Stored entries
┄┄┄┄┄┄
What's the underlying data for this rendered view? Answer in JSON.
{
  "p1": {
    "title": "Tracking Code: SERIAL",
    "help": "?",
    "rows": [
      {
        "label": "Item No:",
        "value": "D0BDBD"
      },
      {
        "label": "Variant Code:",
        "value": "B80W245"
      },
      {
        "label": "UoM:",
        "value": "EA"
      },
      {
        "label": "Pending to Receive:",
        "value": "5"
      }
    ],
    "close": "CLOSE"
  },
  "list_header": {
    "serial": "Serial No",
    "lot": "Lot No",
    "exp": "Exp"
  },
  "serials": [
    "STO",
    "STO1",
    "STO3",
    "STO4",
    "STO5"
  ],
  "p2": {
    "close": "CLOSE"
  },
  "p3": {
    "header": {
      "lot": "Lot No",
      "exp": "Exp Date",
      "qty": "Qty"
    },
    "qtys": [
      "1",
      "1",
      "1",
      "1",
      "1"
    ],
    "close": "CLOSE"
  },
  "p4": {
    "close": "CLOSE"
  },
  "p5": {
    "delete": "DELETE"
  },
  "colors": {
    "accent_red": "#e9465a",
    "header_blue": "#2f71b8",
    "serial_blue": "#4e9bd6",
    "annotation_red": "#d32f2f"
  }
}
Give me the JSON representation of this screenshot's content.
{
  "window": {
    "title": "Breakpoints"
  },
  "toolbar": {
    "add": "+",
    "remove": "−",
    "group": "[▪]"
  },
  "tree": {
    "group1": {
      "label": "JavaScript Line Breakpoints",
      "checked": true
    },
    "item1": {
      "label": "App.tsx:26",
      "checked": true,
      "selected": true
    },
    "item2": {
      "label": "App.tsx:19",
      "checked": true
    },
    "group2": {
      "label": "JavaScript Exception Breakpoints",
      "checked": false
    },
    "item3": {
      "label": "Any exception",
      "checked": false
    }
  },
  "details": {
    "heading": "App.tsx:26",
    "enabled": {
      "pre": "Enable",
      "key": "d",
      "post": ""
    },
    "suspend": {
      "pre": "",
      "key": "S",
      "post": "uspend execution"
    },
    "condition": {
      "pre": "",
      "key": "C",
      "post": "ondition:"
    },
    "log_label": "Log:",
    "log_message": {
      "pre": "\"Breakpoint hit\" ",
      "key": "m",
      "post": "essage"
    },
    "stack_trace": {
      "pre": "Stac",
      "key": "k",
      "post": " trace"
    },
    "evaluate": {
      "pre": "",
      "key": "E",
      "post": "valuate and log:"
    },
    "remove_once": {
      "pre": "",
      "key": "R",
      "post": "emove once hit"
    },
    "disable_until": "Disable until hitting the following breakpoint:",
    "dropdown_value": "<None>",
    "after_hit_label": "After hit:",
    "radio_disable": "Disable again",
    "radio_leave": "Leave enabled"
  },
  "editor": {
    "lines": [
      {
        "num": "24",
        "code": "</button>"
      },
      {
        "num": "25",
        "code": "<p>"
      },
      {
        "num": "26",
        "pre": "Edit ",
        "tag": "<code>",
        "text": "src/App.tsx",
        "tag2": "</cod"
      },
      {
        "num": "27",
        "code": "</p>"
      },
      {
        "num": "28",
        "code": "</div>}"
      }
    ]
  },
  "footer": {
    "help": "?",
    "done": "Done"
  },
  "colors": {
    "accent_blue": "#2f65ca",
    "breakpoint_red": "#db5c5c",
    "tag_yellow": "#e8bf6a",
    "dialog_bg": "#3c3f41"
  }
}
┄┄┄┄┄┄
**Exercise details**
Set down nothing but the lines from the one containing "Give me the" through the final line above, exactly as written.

**Task answer**
Give me the JSON representation of this screenshot's content.
{
  "window": {
    "title": "Breakpoints"
  },
  "toolbar": {
    "add": "+",
    "remove": "−",
    "group": "[▪]"
  },
  "tree": {
    "group1": {
      "label": "JavaScript Line Breakpoints",
      "checked": true
    },
    "item1": {
      "label": "App.tsx:26",
      "checked": true,
      "selected": true
    },
    "item2": {
      "label": "App.tsx:19",
      "checked": true
    },
    "group2": {
      "label": "JavaScript Exception Breakpoints",
      "checked": false
    },
    "item3": {
      "label": "Any exception",
      "checked": false
    }
  },
  "details": {
    "heading": "App.tsx:26",
    "enabled": {
      "pre": "Enable",
      "key": "d",
      "post": ""
    },
    "suspend": {
      "pre": "",
      "key": "S",
      "post": "uspend execution"
    },
    "condition": {
      "pre": "",
      "key": "C",
      "post": "ondition:"
    },
    "log_label": "Log:",
    "log_message": {
      "pre": "\"Breakpoint hit\" ",
      "key": "m",
      "post": "essage"
    },
    "stack_trace": {
      "pre": "Stac",
      "key": "k",
      "post": " trace"
    },
    "evaluate": {
      "pre": "",
      "key": "E",
      "post": "valuate and log:"
    },
    "remove_once": {
      "pre": "",
      "key": "R",
      "post": "emove once hit"
    },
    "disable_until": "Disable until hitting the following breakpoint:",
    "dropdown_value": "<None>",
    "after_hit_label": "After hit:",
    "radio_disable": "Disable again",
    "radio_leave": "Leave enabled"
  },
  "editor": {
    "lines": [
      {
        "num": "24",
        "code": "</button>"
      },
      {
        "num": "25",
        "code": "<p>"
      },
      {
        "num": "26",
        "pre": "Edit ",
        "tag": "<code>",
        "text": "src/App.tsx",
        "tag2": "</cod"
      },
      {
        "num": "27",
        "code": "</p>"
      },
      {
        "num": "28",
        "code": "</div>}"
      }
    ]
  },
  "footer": {
    "help": "?",
    "done": "Done"
  },
  "colors": {
    "accent_blue": "#2f65ca",
    "breakpoint_red": "#db5c5c",
    "tag_yellow": "#e8bf6a",
    "dialog_bg": "#3c3f41"
  }
}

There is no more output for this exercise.